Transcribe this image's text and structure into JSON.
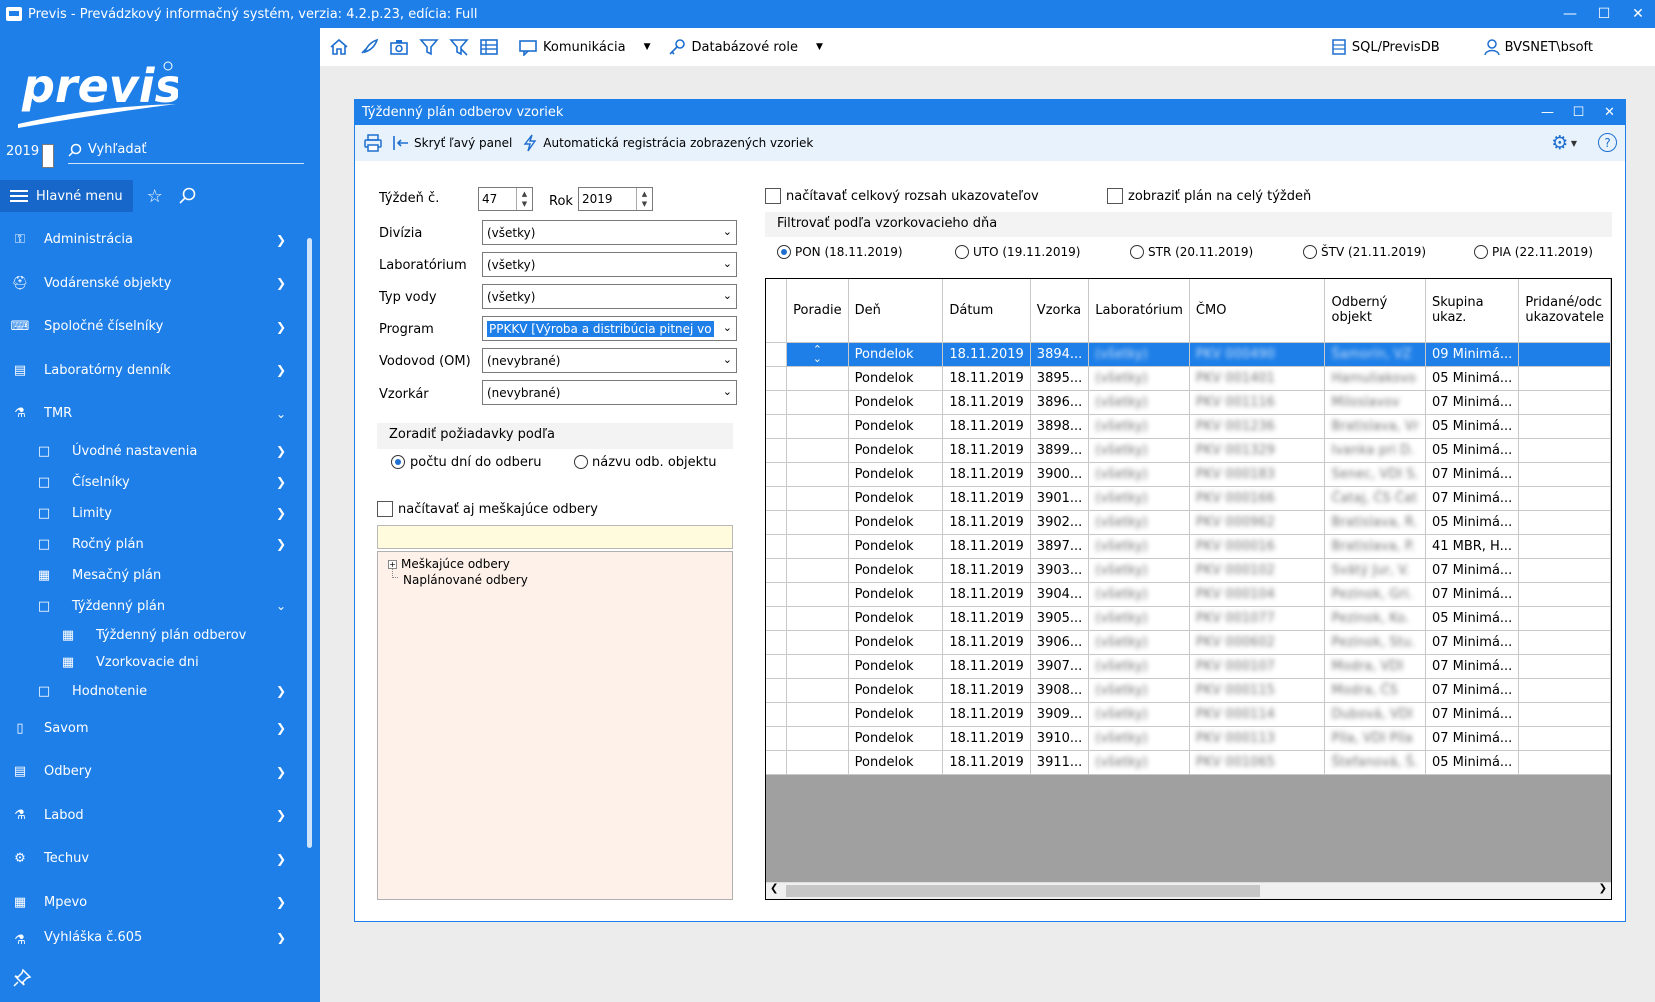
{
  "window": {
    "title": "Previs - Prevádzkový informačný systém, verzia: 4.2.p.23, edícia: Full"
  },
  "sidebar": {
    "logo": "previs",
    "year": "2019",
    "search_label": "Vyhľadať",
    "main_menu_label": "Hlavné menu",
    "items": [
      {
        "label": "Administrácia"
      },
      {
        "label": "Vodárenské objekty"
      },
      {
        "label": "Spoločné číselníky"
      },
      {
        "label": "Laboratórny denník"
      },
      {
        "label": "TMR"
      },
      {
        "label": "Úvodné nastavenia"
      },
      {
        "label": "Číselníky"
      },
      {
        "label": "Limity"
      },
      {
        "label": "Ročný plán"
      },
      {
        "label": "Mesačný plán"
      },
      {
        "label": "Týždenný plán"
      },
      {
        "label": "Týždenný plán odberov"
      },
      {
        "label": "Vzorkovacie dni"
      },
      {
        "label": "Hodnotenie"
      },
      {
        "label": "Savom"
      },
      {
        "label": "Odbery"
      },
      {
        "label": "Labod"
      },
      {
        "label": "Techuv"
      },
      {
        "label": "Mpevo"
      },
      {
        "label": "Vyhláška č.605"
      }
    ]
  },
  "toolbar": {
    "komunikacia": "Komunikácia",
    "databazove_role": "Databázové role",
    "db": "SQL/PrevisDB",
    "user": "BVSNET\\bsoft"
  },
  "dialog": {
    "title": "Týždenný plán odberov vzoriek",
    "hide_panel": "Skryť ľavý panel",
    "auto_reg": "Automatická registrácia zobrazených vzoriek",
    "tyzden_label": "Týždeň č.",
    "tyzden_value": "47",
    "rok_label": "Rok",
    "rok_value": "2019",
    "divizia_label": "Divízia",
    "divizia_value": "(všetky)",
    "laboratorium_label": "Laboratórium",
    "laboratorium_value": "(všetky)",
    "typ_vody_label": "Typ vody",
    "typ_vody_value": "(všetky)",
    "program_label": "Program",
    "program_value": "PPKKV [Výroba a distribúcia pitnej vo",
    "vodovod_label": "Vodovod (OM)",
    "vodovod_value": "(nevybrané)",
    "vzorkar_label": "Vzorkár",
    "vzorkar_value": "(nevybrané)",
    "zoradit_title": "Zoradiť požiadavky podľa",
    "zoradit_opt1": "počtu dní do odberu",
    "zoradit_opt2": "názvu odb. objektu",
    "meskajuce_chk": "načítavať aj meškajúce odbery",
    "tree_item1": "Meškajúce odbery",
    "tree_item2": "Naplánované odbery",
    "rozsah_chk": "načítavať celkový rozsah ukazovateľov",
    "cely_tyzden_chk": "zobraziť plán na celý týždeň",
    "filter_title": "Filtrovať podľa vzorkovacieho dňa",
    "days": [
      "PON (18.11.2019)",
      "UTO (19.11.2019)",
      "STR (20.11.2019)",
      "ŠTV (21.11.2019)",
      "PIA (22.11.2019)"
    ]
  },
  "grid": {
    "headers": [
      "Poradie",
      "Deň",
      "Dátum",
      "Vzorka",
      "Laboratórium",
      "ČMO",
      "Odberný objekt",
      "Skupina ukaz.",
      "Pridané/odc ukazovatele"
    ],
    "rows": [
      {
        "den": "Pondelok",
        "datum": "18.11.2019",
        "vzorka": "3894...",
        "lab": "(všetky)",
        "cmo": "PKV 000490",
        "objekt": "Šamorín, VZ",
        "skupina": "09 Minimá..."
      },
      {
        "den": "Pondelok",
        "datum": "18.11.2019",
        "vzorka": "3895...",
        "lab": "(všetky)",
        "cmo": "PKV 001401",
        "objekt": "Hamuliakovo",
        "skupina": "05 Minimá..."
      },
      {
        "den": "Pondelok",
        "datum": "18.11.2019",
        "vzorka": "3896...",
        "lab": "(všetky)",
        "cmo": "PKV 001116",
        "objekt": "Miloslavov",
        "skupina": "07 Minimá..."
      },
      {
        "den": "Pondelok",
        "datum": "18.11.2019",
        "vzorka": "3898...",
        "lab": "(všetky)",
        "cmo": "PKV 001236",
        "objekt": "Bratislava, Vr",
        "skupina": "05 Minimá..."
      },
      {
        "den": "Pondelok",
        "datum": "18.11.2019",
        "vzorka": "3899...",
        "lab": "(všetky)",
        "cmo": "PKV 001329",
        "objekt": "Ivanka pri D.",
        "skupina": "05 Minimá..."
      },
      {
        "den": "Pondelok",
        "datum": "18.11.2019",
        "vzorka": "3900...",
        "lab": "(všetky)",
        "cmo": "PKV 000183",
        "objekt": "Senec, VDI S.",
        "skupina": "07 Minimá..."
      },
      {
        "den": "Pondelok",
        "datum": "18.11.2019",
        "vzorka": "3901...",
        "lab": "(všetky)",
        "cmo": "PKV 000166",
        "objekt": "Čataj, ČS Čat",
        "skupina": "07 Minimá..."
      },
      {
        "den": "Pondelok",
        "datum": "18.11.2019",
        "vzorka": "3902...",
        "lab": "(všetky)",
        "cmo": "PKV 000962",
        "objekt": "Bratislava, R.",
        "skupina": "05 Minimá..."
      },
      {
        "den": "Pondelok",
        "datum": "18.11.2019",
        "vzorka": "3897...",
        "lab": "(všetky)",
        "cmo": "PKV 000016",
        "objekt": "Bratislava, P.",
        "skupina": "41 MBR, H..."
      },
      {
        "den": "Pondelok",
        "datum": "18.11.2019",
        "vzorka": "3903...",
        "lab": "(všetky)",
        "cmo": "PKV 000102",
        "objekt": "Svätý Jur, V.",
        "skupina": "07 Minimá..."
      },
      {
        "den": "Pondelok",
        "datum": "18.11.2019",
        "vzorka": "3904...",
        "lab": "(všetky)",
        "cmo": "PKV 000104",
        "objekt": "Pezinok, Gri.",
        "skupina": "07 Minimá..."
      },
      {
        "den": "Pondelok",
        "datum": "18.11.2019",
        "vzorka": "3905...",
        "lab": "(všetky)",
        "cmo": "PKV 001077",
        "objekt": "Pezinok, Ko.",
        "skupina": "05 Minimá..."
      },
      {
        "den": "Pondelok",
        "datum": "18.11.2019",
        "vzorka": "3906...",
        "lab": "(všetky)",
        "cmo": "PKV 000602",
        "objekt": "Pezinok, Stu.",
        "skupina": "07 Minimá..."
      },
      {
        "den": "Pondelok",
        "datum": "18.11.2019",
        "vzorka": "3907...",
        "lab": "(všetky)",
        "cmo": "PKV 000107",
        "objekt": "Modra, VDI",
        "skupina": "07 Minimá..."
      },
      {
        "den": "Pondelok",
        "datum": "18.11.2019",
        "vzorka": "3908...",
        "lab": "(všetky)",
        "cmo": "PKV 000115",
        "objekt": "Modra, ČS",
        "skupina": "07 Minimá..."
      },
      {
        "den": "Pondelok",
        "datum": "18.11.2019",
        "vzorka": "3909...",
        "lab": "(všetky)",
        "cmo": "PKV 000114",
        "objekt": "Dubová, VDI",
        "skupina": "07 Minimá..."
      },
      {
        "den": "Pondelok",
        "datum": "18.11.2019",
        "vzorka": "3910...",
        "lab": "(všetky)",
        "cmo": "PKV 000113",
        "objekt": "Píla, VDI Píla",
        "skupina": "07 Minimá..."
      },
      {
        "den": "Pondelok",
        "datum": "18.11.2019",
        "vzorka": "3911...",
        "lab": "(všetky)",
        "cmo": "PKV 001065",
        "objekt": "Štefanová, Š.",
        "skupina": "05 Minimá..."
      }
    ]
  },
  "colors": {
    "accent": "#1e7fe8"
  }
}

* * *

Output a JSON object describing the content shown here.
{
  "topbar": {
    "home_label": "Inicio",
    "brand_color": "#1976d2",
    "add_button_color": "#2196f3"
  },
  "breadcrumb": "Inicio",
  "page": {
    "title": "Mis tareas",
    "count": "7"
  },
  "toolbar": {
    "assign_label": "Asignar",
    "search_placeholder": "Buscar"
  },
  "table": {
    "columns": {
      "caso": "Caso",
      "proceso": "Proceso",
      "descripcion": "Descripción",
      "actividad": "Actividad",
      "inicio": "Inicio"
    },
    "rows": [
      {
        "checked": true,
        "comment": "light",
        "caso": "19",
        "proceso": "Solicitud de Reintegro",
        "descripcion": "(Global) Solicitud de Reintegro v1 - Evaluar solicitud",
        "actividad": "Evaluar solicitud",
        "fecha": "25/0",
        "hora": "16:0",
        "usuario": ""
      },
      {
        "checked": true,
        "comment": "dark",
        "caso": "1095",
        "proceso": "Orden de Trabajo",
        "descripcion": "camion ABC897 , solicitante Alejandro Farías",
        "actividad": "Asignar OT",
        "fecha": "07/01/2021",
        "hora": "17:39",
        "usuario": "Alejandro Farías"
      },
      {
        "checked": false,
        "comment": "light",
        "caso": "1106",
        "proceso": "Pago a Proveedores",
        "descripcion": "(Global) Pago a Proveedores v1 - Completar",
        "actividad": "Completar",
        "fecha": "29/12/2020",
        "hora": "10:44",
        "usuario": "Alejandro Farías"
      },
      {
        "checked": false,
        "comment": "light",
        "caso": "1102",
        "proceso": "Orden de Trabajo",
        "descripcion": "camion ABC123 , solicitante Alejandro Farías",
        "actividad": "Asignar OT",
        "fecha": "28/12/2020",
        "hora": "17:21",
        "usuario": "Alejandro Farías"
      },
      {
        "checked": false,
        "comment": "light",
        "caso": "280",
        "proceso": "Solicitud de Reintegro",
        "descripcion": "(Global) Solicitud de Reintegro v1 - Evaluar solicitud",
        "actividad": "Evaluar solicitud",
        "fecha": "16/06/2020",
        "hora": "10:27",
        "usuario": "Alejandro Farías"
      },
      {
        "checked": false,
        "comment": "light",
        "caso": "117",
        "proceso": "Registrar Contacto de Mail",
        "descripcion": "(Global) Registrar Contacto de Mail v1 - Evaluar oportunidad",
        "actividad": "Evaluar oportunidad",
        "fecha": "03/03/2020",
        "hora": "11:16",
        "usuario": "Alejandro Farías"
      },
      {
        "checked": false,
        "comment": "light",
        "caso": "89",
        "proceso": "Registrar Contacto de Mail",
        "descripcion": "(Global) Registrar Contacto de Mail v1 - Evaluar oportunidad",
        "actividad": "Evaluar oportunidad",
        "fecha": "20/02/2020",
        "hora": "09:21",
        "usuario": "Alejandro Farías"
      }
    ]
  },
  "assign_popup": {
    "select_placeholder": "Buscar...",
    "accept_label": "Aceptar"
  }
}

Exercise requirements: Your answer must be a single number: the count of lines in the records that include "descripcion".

Response to this exercise: 8